** What you are asked to do **
The lines to return run from the one containing "Serialize everything readable" through the end of the material; give them exactly and leave out the pictures.

[Records]

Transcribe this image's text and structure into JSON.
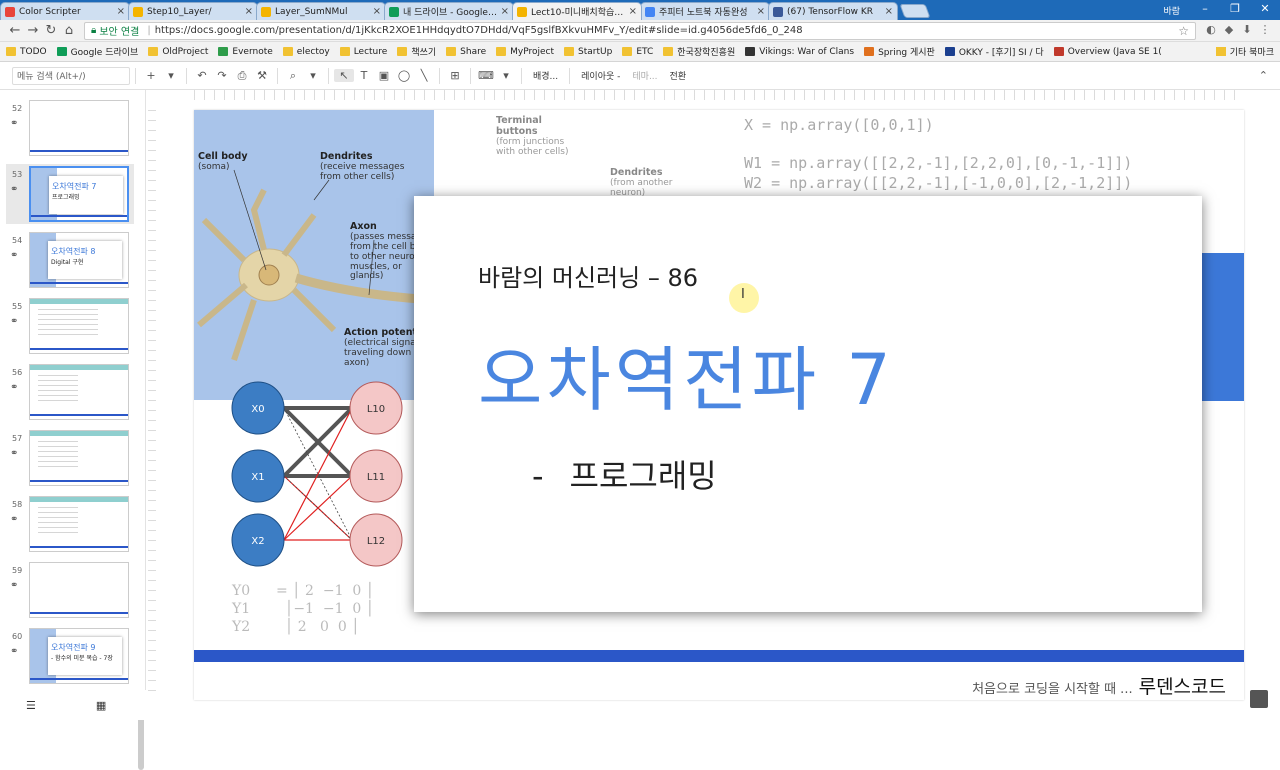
{
  "browser": {
    "tabs": [
      {
        "title": "Color Scripter",
        "color": "#e8453c",
        "active": false
      },
      {
        "title": "Step10_Layer/",
        "color": "#f4b400",
        "active": false
      },
      {
        "title": "Layer_SumNMul",
        "color": "#f4b400",
        "active": false
      },
      {
        "title": "내 드라이브 - Google 드",
        "color": "#0f9d58",
        "active": false
      },
      {
        "title": "Lect10-미니배치학습구현",
        "color": "#f4b400",
        "active": true
      },
      {
        "title": "주피터 노트북 자동완성",
        "color": "#4285f4",
        "active": false
      },
      {
        "title": "(67) TensorFlow KR",
        "color": "#3b5998",
        "active": false
      }
    ],
    "user": "바람",
    "secure_label": "보안 연결",
    "url": "https://docs.google.com/presentation/d/1jKkcR2XOE1HHdqydtO7DHdd/VqF5gslfBXkvuHMFv_Y/edit#slide=id.g4056de5fd6_0_248",
    "bookmarks": [
      "TODO",
      "Google 드라이브",
      "OldProject",
      "Evernote",
      "electoy",
      "Lecture",
      "책쓰기",
      "Share",
      "MyProject",
      "StartUp",
      "ETC",
      "한국장학진흥원",
      "Vikings: War of Clans",
      "Spring 게시판",
      "OKKY - [후기] SI / 다",
      "Overview (Java SE 1("
    ],
    "bookmarks_other": "기타 북마크"
  },
  "toolbar": {
    "menu_search": "메뉴 검색 (Alt+/)",
    "background_label": "배경...",
    "layout_label": "레이아웃 -",
    "theme_label": "테마...",
    "transition_label": "전환"
  },
  "filmstrip": {
    "slides": [
      {
        "num": "52",
        "type": "blank"
      },
      {
        "num": "53",
        "type": "title",
        "title": "오차역전파 7",
        "sub": "프로그래밍",
        "selected": true
      },
      {
        "num": "54",
        "type": "title",
        "title": "오차역전파 8",
        "sub": "Digital 구현",
        "selected": false
      },
      {
        "num": "55",
        "type": "code"
      },
      {
        "num": "56",
        "type": "diagram"
      },
      {
        "num": "57",
        "type": "diagram"
      },
      {
        "num": "58",
        "type": "diagram"
      },
      {
        "num": "59",
        "type": "blank"
      },
      {
        "num": "60",
        "type": "title",
        "title": "오차역전파 9",
        "sub": "- 함수의 미분 복습 - 7장",
        "selected": false
      }
    ]
  },
  "slide": {
    "neuron_labels": {
      "cell_body": "Cell body",
      "cell_body_sub": "(soma)",
      "dendrites": "Dendrites",
      "dendrites_sub": "(receive messages from other cells)",
      "axon": "Axon",
      "axon_sub": "(passes messages from the cell body to other neurons, muscles, or glands)",
      "action": "Action potential",
      "action_sub": "(electrical signal traveling down the axon)",
      "terminal": "Terminal buttons",
      "terminal_sub": "(form junctions with other cells)",
      "dendrites2": "Dendrites",
      "dendrites2_sub": "(from another neuron)"
    },
    "code_lines": [
      "X = np.array([0,0,1])",
      "W1 = np.array([[2,2,-1],[2,2,0],[0,-1,-1]])",
      "W2 = np.array([[2,2,-1],[-1,0,0],[2,-1,2]])"
    ],
    "nodes_input": [
      "X0",
      "X1",
      "X2"
    ],
    "nodes_hidden": [
      "L10",
      "L11",
      "L12"
    ],
    "matrix_left": [
      "Y0",
      "Y1",
      "Y2"
    ],
    "matrix_text": "[Y0 Y1 Y2] = [2 −1 0; −1 −1 0; 2 0 0] [... 1 0 0; 2 −1 2] [2 2 0; 0 −1 −1] [X1 X2]",
    "credit_small": "처음으로 코딩을 시작할 때 ...",
    "credit_big": "루덴스코드",
    "accent_color": "#2b57c8"
  },
  "overlay": {
    "subtitle": "바람의 머신러닝 – 86",
    "title": "오차역전파 7",
    "bullet_dash": "-",
    "bullet": "프로그래밍"
  }
}
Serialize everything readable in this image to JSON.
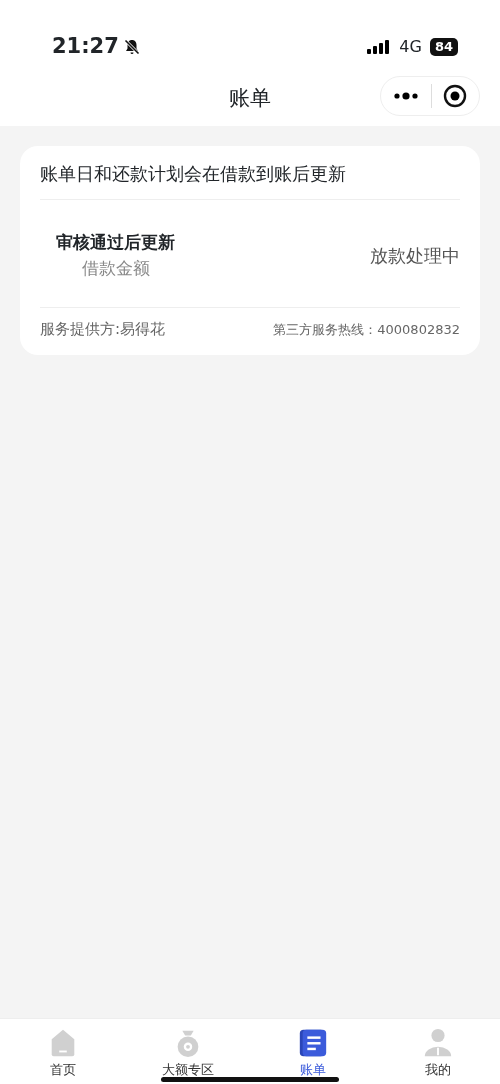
{
  "status_bar": {
    "time": "21:27",
    "network": "4G",
    "battery": "84"
  },
  "nav": {
    "title": "账单"
  },
  "card": {
    "notice": "账单日和还款计划会在借款到账后更新",
    "amount": "审核通过后更新",
    "amount_label": "借款金额",
    "status": "放款处理中",
    "provider": "服务提供方:易得花",
    "hotline": "第三方服务热线：4000802832"
  },
  "tabs": [
    {
      "label": "首页",
      "kind": "home",
      "selected": false
    },
    {
      "label": "大额专区",
      "kind": "bag",
      "selected": false
    },
    {
      "label": "账单",
      "kind": "bill",
      "selected": true
    },
    {
      "label": "我的",
      "kind": "person",
      "selected": false
    }
  ]
}
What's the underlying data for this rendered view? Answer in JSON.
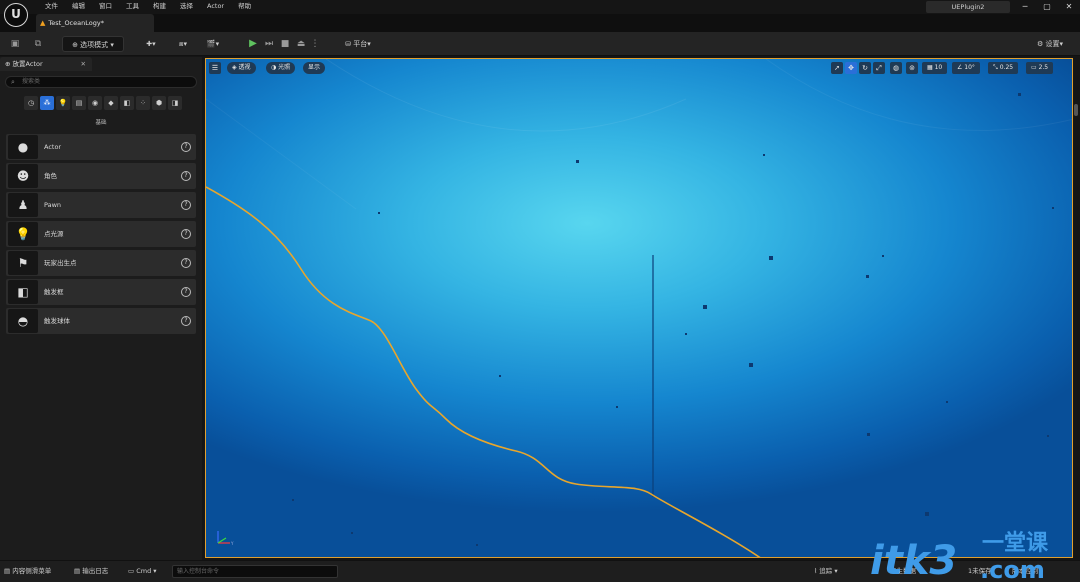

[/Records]

** Solved problem **
Serialize everything readable in this image to JSON.
{
  "status_bar": {
    "time": "21:27",
    "network": "4G",
    "battery": "84"
  },
  "nav": {
    "title": "账单"
  },
  "card": {
    "notice": "账单日和还款计划会在借款到账后更新",
    "amount": "审核通过后更新",
    "amount_label": "借款金额",
    "status": "放款处理中",
    "provider": "服务提供方:易得花",
    "hotline": "第三方服务热线：4000802832"
  },
  "tabs": [
    {
      "label": "首页",
      "kind": "home",
      "selected": false
    },
    {
      "label": "大额专区",
      "kind": "bag",
      "selected": false
    },
    {
      "label": "账单",
      "kind": "bill",
      "selected": true
    },
    {
      "label": "我的",
      "kind": "person",
      "selected": false
    }
  ]
}
What's the underlying data for this rendered view? Answer in JSON.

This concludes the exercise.